Records drawn from a dataset:
=== Begin Enclosure ===

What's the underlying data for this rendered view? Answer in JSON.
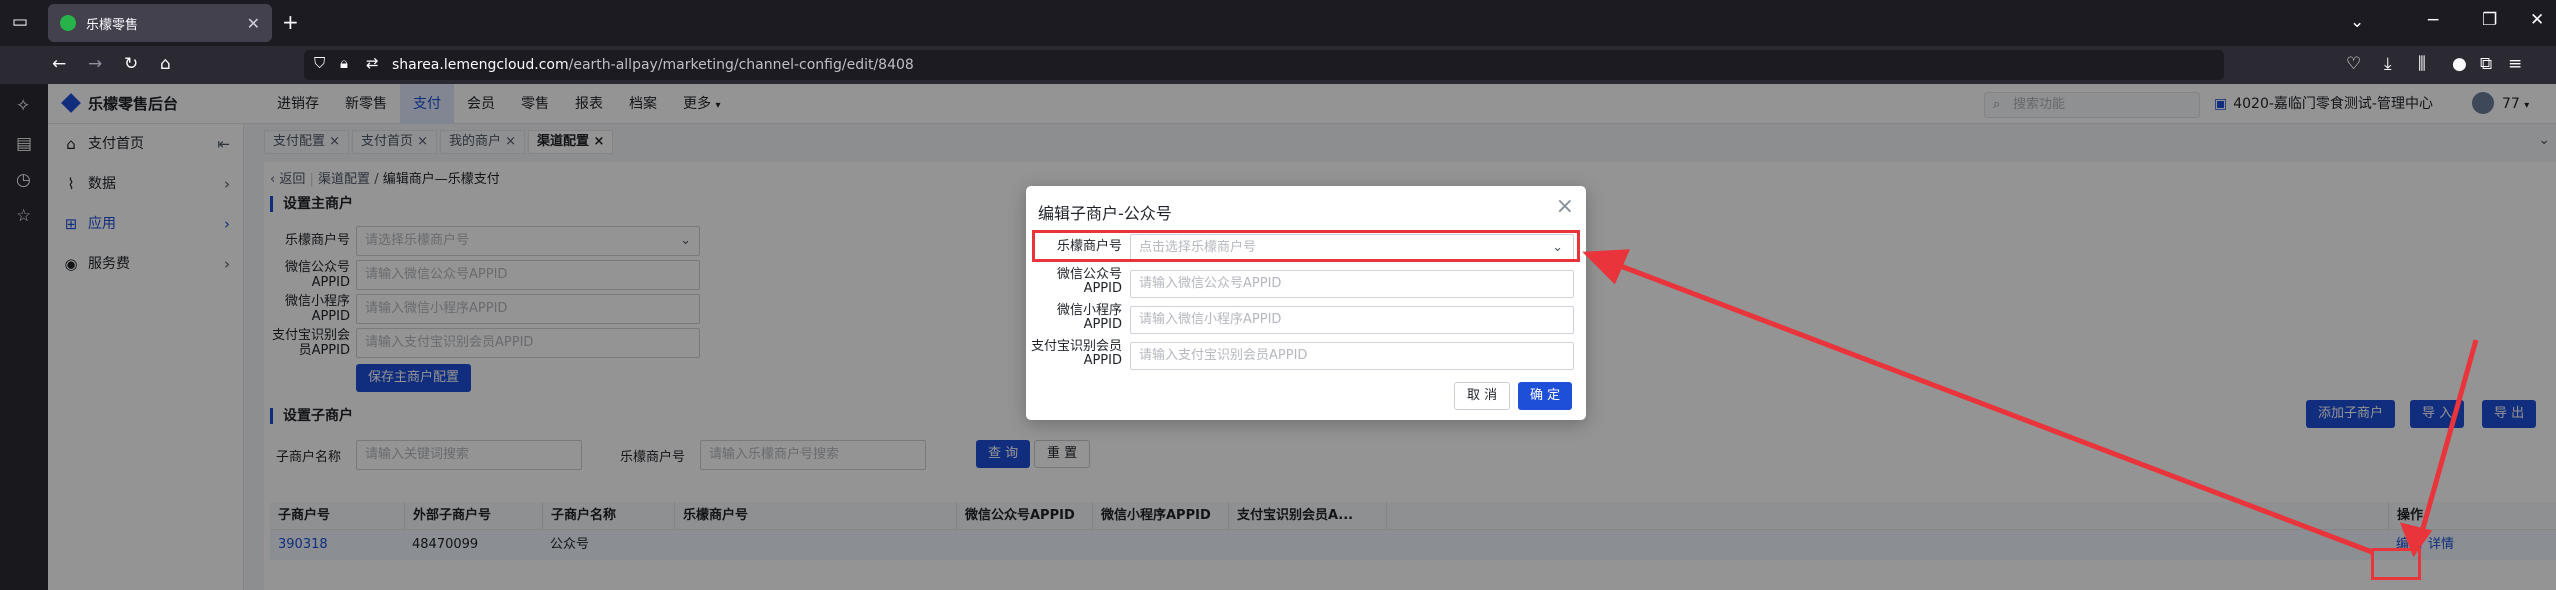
{
  "browser": {
    "tab_title": "乐檬零售",
    "url_host": "sharea.lemengcloud.com",
    "url_path": "/earth-allpay/marketing/channel-config/edit/8408"
  },
  "header": {
    "brand": "乐檬零售后台",
    "nav": [
      "进销存",
      "新零售",
      "支付",
      "会员",
      "零售",
      "报表",
      "档案",
      "更多"
    ],
    "active_nav": "支付",
    "search_placeholder": "搜索功能",
    "store": "4020-嘉临门零食测试-管理中心",
    "user": "77"
  },
  "sidebar": {
    "items": [
      {
        "label": "支付首页",
        "icon": "home-icon"
      },
      {
        "label": "数据",
        "icon": "chart-icon"
      },
      {
        "label": "应用",
        "icon": "apps-icon"
      },
      {
        "label": "服务费",
        "icon": "fee-icon"
      }
    ]
  },
  "page_tabs": [
    "支付配置",
    "支付首页",
    "我的商户",
    "渠道配置"
  ],
  "breadcrumb": {
    "back": "返回",
    "parent": "渠道配置",
    "current": "编辑商户—乐檬支付"
  },
  "main_merchant": {
    "title": "设置主商户",
    "fields": [
      {
        "label": "乐檬商户号",
        "placeholder": "请选择乐檬商户号"
      },
      {
        "label": "微信公众号APPID",
        "placeholder": "请输入微信公众号APPID"
      },
      {
        "label": "微信小程序APPID",
        "placeholder": "请输入微信小程序APPID"
      },
      {
        "label": "支付宝识别会员APPID",
        "placeholder": "请输入支付宝识别会员APPID"
      }
    ],
    "save_button": "保存主商户配置"
  },
  "sub_merchant": {
    "title": "设置子商户",
    "add_button": "添加子商户",
    "import_button": "导 入",
    "export_button": "导 出",
    "filter_name_label": "子商户名称",
    "filter_name_placeholder": "请输入关键词搜索",
    "filter_lemeng_label": "乐檬商户号",
    "filter_lemeng_placeholder": "请输入乐檬商户号搜索",
    "query_button": "查 询",
    "reset_button": "重 置",
    "columns": [
      "子商户号",
      "外部子商户号",
      "子商户名称",
      "乐檬商户号",
      "微信公众号APPID",
      "微信小程序APPID",
      "支付宝识别会员A...",
      "操作"
    ],
    "rows": [
      {
        "id": "390318",
        "external_id": "48470099",
        "name": "公众号",
        "lemeng_id": "",
        "wx_appid": "",
        "mini_appid": "",
        "alipay_appid": "",
        "actions": [
          "编辑",
          "详情"
        ]
      }
    ]
  },
  "modal": {
    "title": "编辑子商户-公众号",
    "fields": [
      {
        "label": "乐檬商户号",
        "placeholder": "点击选择乐檬商户号"
      },
      {
        "label": "微信公众号APPID",
        "placeholder": "请输入微信公众号APPID"
      },
      {
        "label": "微信小程序APPID",
        "placeholder": "请输入微信小程序APPID"
      },
      {
        "label": "支付宝识别会员APPID",
        "placeholder": "请输入支付宝识别会员APPID"
      }
    ],
    "cancel_button": "取 消",
    "ok_button": "确 定"
  },
  "colors": {
    "primary": "#1e4fd8",
    "annotation": "#e8343a"
  }
}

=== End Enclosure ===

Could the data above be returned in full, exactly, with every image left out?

= YOUR RESPONSE =
What's the underlying data for this rendered view? Answer in JSON.
{
  "browser": {
    "tab_title": "乐檬零售",
    "url_host": "sharea.lemengcloud.com",
    "url_path": "/earth-allpay/marketing/channel-config/edit/8408"
  },
  "header": {
    "brand": "乐檬零售后台",
    "nav": [
      "进销存",
      "新零售",
      "支付",
      "会员",
      "零售",
      "报表",
      "档案",
      "更多"
    ],
    "active_nav": "支付",
    "search_placeholder": "搜索功能",
    "store": "4020-嘉临门零食测试-管理中心",
    "user": "77"
  },
  "sidebar": {
    "items": [
      {
        "label": "支付首页",
        "icon": "home-icon"
      },
      {
        "label": "数据",
        "icon": "chart-icon"
      },
      {
        "label": "应用",
        "icon": "apps-icon"
      },
      {
        "label": "服务费",
        "icon": "fee-icon"
      }
    ]
  },
  "page_tabs": [
    "支付配置",
    "支付首页",
    "我的商户",
    "渠道配置"
  ],
  "breadcrumb": {
    "back": "返回",
    "parent": "渠道配置",
    "current": "编辑商户—乐檬支付"
  },
  "main_merchant": {
    "title": "设置主商户",
    "fields": [
      {
        "label": "乐檬商户号",
        "placeholder": "请选择乐檬商户号"
      },
      {
        "label": "微信公众号APPID",
        "placeholder": "请输入微信公众号APPID"
      },
      {
        "label": "微信小程序APPID",
        "placeholder": "请输入微信小程序APPID"
      },
      {
        "label": "支付宝识别会员APPID",
        "placeholder": "请输入支付宝识别会员APPID"
      }
    ],
    "save_button": "保存主商户配置"
  },
  "sub_merchant": {
    "title": "设置子商户",
    "add_button": "添加子商户",
    "import_button": "导 入",
    "export_button": "导 出",
    "filter_name_label": "子商户名称",
    "filter_name_placeholder": "请输入关键词搜索",
    "filter_lemeng_label": "乐檬商户号",
    "filter_lemeng_placeholder": "请输入乐檬商户号搜索",
    "query_button": "查 询",
    "reset_button": "重 置",
    "columns": [
      "子商户号",
      "外部子商户号",
      "子商户名称",
      "乐檬商户号",
      "微信公众号APPID",
      "微信小程序APPID",
      "支付宝识别会员A...",
      "操作"
    ],
    "rows": [
      {
        "id": "390318",
        "external_id": "48470099",
        "name": "公众号",
        "lemeng_id": "",
        "wx_appid": "",
        "mini_appid": "",
        "alipay_appid": "",
        "actions": [
          "编辑",
          "详情"
        ]
      }
    ]
  },
  "modal": {
    "title": "编辑子商户-公众号",
    "fields": [
      {
        "label": "乐檬商户号",
        "placeholder": "点击选择乐檬商户号"
      },
      {
        "label": "微信公众号APPID",
        "placeholder": "请输入微信公众号APPID"
      },
      {
        "label": "微信小程序APPID",
        "placeholder": "请输入微信小程序APPID"
      },
      {
        "label": "支付宝识别会员APPID",
        "placeholder": "请输入支付宝识别会员APPID"
      }
    ],
    "cancel_button": "取 消",
    "ok_button": "确 定"
  },
  "colors": {
    "primary": "#1e4fd8",
    "annotation": "#e8343a"
  }
}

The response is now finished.